→ EXERCISE OBJECTIVE:
Scan the entries for "title". Every line that holds it is to be copied.

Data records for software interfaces
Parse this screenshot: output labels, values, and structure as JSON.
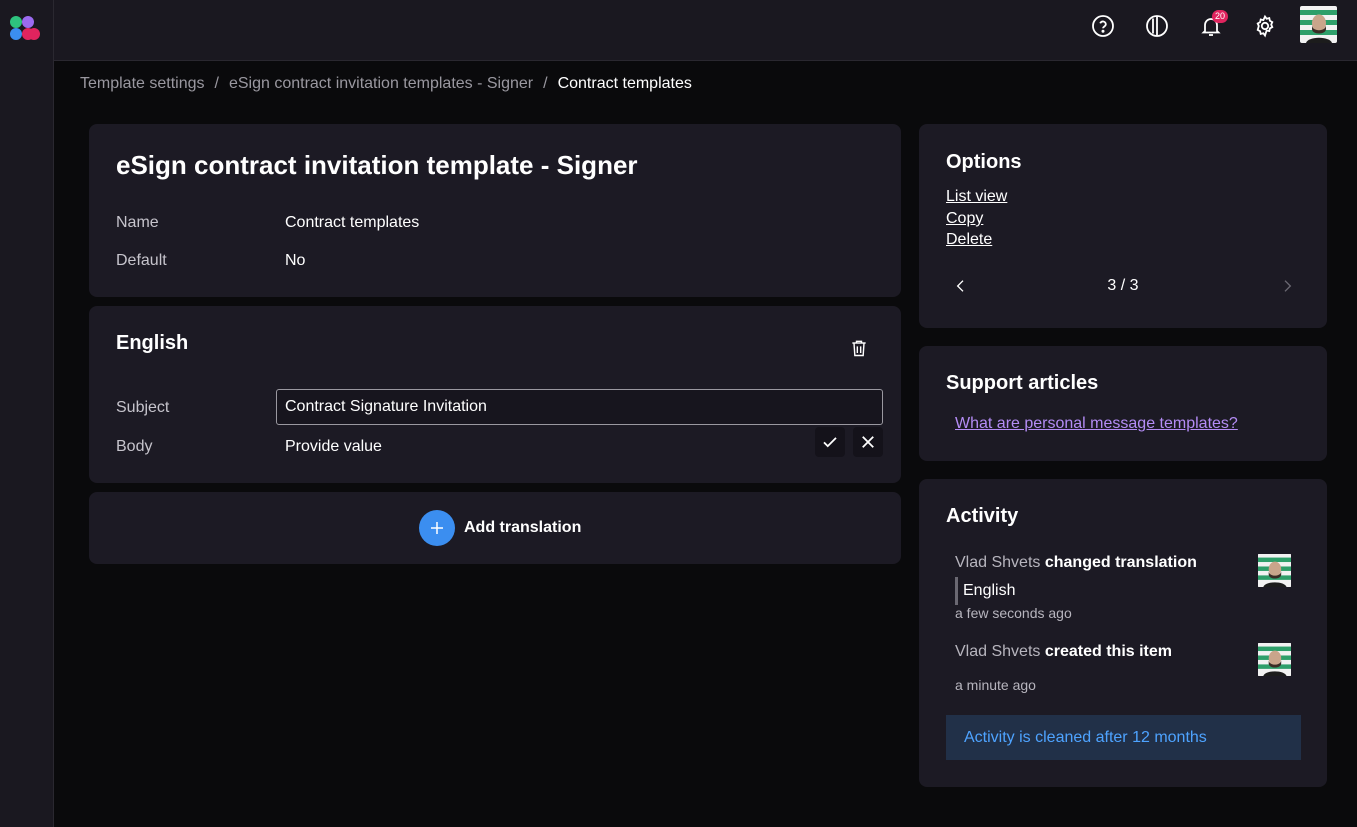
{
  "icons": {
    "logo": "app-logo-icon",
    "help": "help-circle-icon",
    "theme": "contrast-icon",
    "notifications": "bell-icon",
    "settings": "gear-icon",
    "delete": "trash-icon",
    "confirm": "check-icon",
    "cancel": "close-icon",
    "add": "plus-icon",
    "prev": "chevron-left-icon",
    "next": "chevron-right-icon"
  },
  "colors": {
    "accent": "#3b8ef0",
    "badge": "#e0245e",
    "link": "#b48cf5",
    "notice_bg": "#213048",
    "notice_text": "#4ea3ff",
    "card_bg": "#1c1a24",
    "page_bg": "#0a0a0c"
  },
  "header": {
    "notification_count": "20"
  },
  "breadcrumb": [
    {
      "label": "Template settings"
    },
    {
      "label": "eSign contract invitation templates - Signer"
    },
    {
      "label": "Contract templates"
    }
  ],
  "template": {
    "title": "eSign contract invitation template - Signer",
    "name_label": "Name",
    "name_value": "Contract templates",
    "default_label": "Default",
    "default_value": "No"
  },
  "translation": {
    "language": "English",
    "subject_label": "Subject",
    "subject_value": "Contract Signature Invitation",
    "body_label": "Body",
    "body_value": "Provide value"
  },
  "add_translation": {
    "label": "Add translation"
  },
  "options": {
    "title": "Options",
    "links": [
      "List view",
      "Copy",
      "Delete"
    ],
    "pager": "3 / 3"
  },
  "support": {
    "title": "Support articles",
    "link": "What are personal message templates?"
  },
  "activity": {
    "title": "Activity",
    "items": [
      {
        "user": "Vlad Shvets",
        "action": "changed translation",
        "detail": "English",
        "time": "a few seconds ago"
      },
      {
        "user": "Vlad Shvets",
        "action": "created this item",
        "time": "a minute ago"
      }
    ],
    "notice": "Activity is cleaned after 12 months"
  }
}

→ TASK SOLUTION:
    "title": "eSign contract invitation template - Signer",
    "title": "Options",
    "title": "Support articles",
    "title": "Activity",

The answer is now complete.